Till a few years back, the traditional taxis were our choice of transportation to travel anywhere in comfort and style. With the growth of ride sharing apps, the transport industry is undergoing a phenomenal change.
The ease of booking a cab through one’s smartphone, without having to venture out in the hot sun to flag it down, is leading more users to depend on these apps and services.
According to data compiled by Statista, the number of users of ridesharing services will cross the half-billion mark in 2020.
Statista further estimates that by 2020, global revenue of the ridesharing industry will be approximately $61.4 billion (USD) from 12 percent of the adult population in the various regions Statista’s analysis covers. This points to a strong but linear growth trajectory for the industry at a global scale.
Now imagine your customer. He may be running late for his job interview or urgently have to reach somewhere; all he needs is a ride desperately. It is possible he has left his car in the car garage for repair and have no other means of transport at the moment.
He thinks of making use of technology by booking a ride from his favorite taxi app. Your nearest driver, who is going to pick him up, shows 5 minutes away from him. Thus, he waits with bated breath for the driver to arrive. As he tracks the driver location through the driver app, he sees him approaching him and then suddenly the driver stops moving. He wonders what is happening and finds that the driver has canceled the ride at the last minute.
This makes him seriously annoyed and disheartened. He doesn’t know how much more time will be required for him to get a second cab. The wait seems to be endless.
The above is a typical scenario which a customer may have faced many times while trying to book a cab through a taxi app. He may even think of not using the same app immediately to do a second booking and may migrate to another taxi app.
From the company’s owner’s perspective, this is a loss of revenue. It is the objective of any taxi owner to maximize profit from his business.
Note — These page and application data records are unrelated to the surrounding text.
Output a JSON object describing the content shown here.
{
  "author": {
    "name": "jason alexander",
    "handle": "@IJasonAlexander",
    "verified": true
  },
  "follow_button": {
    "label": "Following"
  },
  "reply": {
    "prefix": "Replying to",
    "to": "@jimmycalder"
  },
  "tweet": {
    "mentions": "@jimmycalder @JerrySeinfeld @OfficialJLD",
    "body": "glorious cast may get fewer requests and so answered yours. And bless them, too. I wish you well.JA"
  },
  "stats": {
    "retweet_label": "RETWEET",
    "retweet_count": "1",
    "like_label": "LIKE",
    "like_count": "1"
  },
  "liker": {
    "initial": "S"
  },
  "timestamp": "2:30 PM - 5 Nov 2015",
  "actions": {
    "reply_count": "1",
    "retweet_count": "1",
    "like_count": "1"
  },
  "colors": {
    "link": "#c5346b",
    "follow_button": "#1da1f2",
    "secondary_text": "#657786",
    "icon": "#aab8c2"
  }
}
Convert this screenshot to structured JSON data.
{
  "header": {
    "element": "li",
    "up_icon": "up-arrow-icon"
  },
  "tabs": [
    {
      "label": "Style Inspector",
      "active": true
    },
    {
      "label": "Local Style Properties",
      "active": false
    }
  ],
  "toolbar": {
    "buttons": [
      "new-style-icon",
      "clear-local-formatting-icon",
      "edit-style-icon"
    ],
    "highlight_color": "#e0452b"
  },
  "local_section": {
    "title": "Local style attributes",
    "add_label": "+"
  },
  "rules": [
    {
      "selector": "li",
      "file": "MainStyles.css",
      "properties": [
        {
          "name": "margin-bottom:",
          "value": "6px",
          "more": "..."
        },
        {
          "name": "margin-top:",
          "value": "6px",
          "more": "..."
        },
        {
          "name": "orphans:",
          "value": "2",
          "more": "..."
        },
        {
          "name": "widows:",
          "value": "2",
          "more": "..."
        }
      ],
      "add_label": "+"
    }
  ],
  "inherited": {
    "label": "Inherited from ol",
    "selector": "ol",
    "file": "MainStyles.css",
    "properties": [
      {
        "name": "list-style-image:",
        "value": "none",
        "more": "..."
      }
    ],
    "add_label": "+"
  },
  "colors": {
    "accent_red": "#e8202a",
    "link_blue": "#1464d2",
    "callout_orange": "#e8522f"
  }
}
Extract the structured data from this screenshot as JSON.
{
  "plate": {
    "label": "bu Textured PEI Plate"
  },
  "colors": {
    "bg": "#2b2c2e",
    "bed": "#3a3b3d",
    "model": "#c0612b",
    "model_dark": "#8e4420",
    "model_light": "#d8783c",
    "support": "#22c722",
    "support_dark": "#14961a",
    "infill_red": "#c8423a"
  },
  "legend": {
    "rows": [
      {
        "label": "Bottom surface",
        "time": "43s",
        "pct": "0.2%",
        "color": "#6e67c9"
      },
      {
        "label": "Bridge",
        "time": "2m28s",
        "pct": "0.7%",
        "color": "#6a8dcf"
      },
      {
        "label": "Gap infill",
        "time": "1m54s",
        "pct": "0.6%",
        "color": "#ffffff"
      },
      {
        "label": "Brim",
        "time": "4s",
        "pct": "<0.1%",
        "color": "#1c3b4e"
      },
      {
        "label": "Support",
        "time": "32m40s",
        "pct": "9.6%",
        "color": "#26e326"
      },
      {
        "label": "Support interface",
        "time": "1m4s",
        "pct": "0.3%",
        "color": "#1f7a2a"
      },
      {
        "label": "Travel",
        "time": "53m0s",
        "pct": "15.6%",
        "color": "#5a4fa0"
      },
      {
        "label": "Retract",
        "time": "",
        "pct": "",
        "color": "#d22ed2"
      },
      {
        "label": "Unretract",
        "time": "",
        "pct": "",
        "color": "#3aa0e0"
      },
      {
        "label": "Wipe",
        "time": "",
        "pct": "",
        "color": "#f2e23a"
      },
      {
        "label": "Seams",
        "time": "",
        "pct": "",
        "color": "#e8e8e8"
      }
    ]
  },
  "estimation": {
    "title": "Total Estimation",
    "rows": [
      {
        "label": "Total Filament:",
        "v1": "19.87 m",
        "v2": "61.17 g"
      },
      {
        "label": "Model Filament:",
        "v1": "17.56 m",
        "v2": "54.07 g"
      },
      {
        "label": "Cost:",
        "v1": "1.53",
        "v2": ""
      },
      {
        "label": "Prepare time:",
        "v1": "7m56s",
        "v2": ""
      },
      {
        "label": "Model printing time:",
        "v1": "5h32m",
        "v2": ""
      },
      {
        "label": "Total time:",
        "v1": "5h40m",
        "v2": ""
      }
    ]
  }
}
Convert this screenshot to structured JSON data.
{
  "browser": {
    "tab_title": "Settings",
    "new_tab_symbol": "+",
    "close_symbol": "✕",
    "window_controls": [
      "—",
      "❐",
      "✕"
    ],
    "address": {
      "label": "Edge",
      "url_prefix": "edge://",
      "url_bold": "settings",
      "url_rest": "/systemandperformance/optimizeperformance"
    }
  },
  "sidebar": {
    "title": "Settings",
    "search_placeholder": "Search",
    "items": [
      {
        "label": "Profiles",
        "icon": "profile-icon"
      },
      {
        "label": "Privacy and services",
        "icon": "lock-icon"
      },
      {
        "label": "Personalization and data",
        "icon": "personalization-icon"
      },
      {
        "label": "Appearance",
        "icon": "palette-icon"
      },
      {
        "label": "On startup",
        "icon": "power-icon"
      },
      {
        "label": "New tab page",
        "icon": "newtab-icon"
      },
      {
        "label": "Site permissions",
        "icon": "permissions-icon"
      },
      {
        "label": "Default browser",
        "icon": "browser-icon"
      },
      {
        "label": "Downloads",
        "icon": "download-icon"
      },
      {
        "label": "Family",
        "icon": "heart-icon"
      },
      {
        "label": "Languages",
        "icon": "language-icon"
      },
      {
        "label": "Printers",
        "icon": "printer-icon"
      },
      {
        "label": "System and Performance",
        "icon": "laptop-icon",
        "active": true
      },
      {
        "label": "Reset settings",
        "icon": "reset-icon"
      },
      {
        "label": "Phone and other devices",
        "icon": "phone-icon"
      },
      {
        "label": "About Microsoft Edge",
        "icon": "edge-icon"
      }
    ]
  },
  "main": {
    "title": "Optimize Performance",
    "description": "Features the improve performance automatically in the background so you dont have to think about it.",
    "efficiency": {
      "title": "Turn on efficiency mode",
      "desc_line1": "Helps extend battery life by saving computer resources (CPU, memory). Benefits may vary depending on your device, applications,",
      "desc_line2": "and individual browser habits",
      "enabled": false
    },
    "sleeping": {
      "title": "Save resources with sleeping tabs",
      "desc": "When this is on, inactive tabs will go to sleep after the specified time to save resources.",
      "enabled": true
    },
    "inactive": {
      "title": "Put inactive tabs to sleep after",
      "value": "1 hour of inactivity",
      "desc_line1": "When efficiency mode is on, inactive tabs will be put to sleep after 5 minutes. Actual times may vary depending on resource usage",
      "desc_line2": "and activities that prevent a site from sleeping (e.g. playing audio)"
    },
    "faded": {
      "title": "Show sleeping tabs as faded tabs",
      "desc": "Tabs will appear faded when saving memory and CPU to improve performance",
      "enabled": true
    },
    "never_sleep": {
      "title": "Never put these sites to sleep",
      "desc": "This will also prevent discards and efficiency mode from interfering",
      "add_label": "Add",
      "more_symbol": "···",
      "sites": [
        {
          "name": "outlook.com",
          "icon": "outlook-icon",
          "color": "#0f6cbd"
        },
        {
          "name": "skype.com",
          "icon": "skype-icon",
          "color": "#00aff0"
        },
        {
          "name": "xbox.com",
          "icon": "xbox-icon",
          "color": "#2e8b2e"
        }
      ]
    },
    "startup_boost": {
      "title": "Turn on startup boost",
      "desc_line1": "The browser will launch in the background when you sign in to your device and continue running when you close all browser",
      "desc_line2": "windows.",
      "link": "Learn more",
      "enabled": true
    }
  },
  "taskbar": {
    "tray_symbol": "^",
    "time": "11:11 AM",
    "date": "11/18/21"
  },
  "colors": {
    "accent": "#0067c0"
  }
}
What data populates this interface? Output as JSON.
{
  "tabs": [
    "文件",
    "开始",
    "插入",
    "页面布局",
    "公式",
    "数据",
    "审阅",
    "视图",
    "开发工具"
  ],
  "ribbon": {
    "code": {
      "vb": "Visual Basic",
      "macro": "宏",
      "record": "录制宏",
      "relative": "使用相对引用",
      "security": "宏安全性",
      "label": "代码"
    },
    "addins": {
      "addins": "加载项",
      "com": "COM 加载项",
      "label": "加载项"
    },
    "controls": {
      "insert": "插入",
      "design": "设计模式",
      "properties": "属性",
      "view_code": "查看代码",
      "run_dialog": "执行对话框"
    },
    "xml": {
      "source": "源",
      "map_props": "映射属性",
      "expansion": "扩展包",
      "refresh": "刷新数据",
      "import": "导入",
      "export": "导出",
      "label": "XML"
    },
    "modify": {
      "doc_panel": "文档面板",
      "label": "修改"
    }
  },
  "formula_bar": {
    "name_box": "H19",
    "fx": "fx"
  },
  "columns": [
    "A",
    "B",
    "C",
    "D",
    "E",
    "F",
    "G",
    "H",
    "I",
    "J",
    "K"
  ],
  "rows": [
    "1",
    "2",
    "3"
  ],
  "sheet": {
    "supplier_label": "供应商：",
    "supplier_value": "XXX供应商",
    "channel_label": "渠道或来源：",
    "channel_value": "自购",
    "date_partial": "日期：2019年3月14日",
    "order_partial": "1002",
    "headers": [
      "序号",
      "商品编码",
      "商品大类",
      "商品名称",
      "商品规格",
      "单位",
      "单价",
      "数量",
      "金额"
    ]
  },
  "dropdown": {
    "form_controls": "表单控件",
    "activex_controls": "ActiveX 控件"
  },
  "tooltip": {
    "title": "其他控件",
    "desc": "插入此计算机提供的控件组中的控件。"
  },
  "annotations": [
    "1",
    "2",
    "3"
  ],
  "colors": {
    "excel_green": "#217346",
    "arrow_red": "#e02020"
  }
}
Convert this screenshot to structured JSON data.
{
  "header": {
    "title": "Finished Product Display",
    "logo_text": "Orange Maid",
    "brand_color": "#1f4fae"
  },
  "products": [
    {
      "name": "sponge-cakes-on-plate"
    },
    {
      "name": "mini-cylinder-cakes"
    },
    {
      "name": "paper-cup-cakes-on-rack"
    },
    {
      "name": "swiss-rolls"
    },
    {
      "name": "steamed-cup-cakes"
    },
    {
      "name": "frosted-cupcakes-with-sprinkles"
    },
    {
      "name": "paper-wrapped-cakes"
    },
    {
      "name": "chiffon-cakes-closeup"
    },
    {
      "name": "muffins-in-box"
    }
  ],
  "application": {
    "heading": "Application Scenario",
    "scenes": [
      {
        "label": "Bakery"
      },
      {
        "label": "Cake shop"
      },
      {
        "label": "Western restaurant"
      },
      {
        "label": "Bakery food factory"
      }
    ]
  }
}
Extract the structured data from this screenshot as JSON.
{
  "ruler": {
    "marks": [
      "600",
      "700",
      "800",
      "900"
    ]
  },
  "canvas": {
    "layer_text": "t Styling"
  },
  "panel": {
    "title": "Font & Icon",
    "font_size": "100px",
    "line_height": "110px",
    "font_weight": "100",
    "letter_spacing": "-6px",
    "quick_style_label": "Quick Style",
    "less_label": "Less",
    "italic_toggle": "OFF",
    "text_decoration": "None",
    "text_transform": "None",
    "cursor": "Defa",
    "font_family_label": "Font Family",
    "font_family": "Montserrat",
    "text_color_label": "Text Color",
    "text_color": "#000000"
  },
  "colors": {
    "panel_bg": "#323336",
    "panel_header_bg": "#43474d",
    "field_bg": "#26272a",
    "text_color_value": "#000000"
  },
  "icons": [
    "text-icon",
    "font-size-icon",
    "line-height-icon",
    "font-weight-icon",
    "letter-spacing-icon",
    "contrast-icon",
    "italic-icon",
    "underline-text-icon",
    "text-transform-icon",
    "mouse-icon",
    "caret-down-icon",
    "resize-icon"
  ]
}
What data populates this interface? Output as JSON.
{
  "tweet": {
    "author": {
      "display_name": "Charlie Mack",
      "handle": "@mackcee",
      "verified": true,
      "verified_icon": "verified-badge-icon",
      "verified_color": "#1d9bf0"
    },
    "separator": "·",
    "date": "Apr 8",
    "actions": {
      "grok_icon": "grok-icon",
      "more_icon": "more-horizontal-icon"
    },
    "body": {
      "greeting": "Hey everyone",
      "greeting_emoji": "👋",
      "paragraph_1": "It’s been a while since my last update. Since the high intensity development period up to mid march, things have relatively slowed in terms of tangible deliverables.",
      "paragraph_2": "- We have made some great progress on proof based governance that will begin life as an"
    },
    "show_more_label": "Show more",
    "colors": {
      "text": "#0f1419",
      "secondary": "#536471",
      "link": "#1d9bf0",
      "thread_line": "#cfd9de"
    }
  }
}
But cancellation of orders from the driver’s end can be a major concern for you as the owner and lead to heavy losses.
So, what can be the possible reasons for a driver to cancel an order in the first place?
Distance factor and rush hour
Once a customer books a ride, the driver will always have a glance at his current location. There are chances he may cancel his order, if he finds either the location is too far off in some interior part of the city or the order falls on a rush hour. Now there can be many consequences for a rush hour:
The driver may want to avoid getting caught in the traffic and risk order cancellation from the customer’s side, while trying to reach him
He may fear a bad rating from his end for late arrival
The passenger is unreachable or is not ready
The second situation is the driver reaches the customer. He calls or texts him to get more information but doesn’t get an answer! Either the customer is too busy attending to some personal issues and forget to glance at his phone or yet not ready. The result – the driver waits over the prescribed time of 5 minutes and leaves, without able to get hold of him.
This is a major deterrent to the driver. The pincode entered by the passenger is not actually where he stays! The passenger is unable to give the driver proper directions to reach him. In the process, the driver keeps going around and wastes his time.
Some personal issue comes up with the driver
The driver just like us is a human being first. There are situations when he has some personal emergency at home or elsewhere and cancels a ride.
Low Rider Score
A driver wouldn’t generally give a rating less than 5 to a passenger, unless and until he has caused some serious problems in the past. These problems can range from being extremely rude, to damaging the vehicle, to obnoxious back seat driving or carrying some illegal stuff to the car. Once a driver sees a passenger’s personal score is less than 5, there are chances he may cancel the ride. The driver may also give a heads up to other fellow drivers, who may in turn not pick him up.
Here are few tips which will help you as the owner to minimize order cancellations by your drivers:
Educate your drivers
The key point is to educate drivers to use the driver mobile app properly. You may call them periodically and educate them about the driver’s manual and guide them step by step ways to handle all types of orders, their operational area and statuses.
Some advice you can give them are:
Don’t press ‘Accept’ if you are not sure about how comfortable you would be to make the ride. You can still bid on it though.
Limit your operational radius in your driver app as per your needs to avoid incoming distant orders.
Track other drivers’ presence in the driver app map. Examine ‘high demand’ areas and cover those locations which has limited cab presence.
Apply Cancellation Fees
You can eliminate your company’s monetary losses due to canceled orders, by imposing cancellation fees.
The cancellation fee logic for a Taxi booking app is very simple. The system will charge driver’s account with a fee if:
- Driver cancels order after accepting it;
- Passenger cancels order citing there is no taxi in situations where the driver has a prescheduled order but he delays for more than 3 minutes after the estimated time of arrival and is farther than 200 meters from pickup location.
You can track the cancellation rate for each driver on a weekly or monthly basis by generating a “driver report”. The report shows different statistics on every driver as well as the number of orders canceled by them.
Below shows an example of how Uber monitors driver behavior in the San Francisco market. For example, drivers are expected to have a cancellation rate of less than 5 percent, or they risk being fired from the system:
Thus if a certain driver has very high cancellation rate, you might call him and get first-hand feedback. Make him aware of your concerns and also get details on the high cancellation rates.